More than two months after aldermen voiced support for a number of strategies to provide more affordable housing in Evanston, city staff will ask them for more direction on many of those strategies tonight.
In a memo staff details how existing city ordinances limit the occupancy of coach houses or other accessory dwelling units to members of the family occupying the principal structure on the property.
It also suggests that the city might impose a new restriction that, while opening rental to non-family members, could restrict occupany of the accessory units to people on a city wait-list of income eligible households.
And it says staff is looking into a suggestion from a local landlord that the city should permit more garden apartments in multi-unit buildings.

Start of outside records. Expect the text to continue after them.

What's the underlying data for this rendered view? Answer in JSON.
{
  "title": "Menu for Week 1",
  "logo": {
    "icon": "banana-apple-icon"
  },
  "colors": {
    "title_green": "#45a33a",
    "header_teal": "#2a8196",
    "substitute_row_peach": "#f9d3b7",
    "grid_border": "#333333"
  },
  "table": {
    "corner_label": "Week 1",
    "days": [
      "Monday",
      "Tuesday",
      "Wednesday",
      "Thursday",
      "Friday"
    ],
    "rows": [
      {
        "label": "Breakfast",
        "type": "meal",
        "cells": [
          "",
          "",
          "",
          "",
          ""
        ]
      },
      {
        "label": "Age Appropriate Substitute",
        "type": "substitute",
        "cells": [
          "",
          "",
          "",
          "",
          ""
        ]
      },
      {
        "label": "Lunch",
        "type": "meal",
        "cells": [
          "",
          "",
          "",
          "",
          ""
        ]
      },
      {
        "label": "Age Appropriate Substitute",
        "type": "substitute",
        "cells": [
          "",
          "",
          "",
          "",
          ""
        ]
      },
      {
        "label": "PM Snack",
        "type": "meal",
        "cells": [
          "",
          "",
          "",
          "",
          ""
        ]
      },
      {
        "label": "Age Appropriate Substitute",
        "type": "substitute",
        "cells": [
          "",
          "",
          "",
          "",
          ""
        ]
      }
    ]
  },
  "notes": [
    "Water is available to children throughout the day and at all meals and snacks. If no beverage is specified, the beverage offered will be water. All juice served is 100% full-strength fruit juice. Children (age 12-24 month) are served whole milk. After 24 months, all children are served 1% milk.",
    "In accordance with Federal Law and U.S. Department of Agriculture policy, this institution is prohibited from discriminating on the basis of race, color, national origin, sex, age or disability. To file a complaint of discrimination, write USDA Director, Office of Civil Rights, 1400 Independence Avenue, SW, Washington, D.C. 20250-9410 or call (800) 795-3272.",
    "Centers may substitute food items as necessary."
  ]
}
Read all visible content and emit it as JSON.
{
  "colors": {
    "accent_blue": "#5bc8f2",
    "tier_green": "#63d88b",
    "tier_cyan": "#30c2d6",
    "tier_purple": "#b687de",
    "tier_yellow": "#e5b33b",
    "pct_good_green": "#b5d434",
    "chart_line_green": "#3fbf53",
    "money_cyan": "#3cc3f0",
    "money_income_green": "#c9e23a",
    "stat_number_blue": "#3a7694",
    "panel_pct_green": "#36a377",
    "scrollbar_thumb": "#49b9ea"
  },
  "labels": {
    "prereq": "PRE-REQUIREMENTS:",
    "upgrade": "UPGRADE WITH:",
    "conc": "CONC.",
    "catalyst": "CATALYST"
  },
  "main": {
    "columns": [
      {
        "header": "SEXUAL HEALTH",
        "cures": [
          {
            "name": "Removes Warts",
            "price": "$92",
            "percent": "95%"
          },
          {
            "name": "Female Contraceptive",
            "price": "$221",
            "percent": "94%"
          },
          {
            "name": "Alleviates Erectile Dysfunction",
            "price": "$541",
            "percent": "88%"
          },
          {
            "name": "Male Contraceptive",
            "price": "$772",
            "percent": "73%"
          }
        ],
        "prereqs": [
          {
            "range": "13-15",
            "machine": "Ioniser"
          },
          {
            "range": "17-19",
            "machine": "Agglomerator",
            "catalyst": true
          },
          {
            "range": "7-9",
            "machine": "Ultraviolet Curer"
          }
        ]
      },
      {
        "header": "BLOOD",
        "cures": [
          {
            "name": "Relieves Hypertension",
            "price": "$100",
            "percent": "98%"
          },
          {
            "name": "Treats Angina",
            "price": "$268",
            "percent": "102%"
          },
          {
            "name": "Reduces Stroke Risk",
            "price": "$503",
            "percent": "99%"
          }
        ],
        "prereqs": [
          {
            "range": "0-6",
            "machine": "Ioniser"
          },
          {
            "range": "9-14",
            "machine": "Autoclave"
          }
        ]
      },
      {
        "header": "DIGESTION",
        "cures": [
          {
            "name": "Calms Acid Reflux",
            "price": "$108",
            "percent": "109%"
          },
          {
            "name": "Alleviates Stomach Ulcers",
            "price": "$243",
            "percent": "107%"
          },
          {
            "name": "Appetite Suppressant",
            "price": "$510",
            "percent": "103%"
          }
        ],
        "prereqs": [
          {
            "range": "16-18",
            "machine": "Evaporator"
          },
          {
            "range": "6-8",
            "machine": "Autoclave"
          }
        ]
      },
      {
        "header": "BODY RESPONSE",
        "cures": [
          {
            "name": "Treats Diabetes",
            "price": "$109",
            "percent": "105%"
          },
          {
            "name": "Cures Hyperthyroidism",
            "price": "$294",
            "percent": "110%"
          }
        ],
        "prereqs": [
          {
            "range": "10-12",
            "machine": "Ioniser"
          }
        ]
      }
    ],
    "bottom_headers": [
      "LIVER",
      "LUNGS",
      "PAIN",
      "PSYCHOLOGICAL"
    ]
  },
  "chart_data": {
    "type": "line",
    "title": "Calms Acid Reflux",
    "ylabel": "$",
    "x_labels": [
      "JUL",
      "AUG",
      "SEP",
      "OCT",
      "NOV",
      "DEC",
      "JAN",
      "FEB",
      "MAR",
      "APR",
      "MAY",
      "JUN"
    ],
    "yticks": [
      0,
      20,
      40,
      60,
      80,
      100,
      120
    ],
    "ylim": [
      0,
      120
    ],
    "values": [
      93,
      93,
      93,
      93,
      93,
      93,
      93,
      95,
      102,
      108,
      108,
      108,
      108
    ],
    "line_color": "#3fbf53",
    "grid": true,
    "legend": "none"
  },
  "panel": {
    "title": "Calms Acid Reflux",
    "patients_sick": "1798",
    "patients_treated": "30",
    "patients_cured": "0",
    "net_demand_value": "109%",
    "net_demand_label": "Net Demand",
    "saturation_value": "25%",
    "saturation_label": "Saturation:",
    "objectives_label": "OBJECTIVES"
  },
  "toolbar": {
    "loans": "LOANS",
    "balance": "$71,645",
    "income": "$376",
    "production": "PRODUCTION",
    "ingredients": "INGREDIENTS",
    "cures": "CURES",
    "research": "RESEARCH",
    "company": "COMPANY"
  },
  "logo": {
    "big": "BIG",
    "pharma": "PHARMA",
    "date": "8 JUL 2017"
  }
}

Another staff memo says a city ordinance that limits dwelling units to no more than three unrelated residents “is difficult to enforce and impacts affordable housing options, particularly for seniors, immigrants and households of unrelated persons that are becoming more common.”
The memo adds that the rule limits home sharing, which could let a senior living alone on a fixed income in a large single-family home offer affordable housing to others while gaining additional income to pay property taxes and other expenses.
While tightly restricting the number of unrelated people who can live together, the code permits any number of related people to share a dwelling unit and would also permit two unrelated people and any number of their children to share a dwelling unit.
It also exempts from the occupancy limits, under some circumstances, people who are affiliated with “a bona fide not-for-profit corporation organized for religious purposes.”
The staff memo makes no specific recommendation for how to change the occupany limits.
Expanding home ownership
A third staff memo suggests several options for expanding home-ownership options for residents of modest means. They include:
- Creating a special use process that would permit development of modest-size homes on small lots — reducing current lot size requirements that tend to drive up housing costs.
- Developing employer-assisted housing programs with major employers in the community.
- Using land trusts as a technique for maintaining long-term housing affordability.
- Developing an intergovernmental agreement with the Evanston Township High School Geometry in Construction program that is building new homes in the community.
A fourth staff memo asks aldermen to indicate whether they favor a proposal made by Alderman Ann Rainey, 8th Ward, last October that would use developer payments into the city’s affordable housing fund to subsidize low income households in leasing market rate housing units.
And yet another staff memo asks aldermen whether they want to impose a moratorium on new vacation rental licenses while investigating possible further regulation of the businesses.
While advocates see vacation rentals as an opportunity for homeowners to earn additional income to pay property taxes and other expenses, opponents fear they will remove affordable units from the long-term rental market.
So far the city has licensed five vacation rental properties with a total of ten units. The staff memo says it appears about 25 units are available on Airbnb and seven units on VRBO.
Inclusionary housing ordinance
Meanwhile, the staff reports that a special subcommittee created to consider revisions to the city ordinance that requires developer payments for affordable housing is expected to start meeting soon. Three aldermen and five representatives of for-profit and not-for-profit housing developers and managers have been named to that group.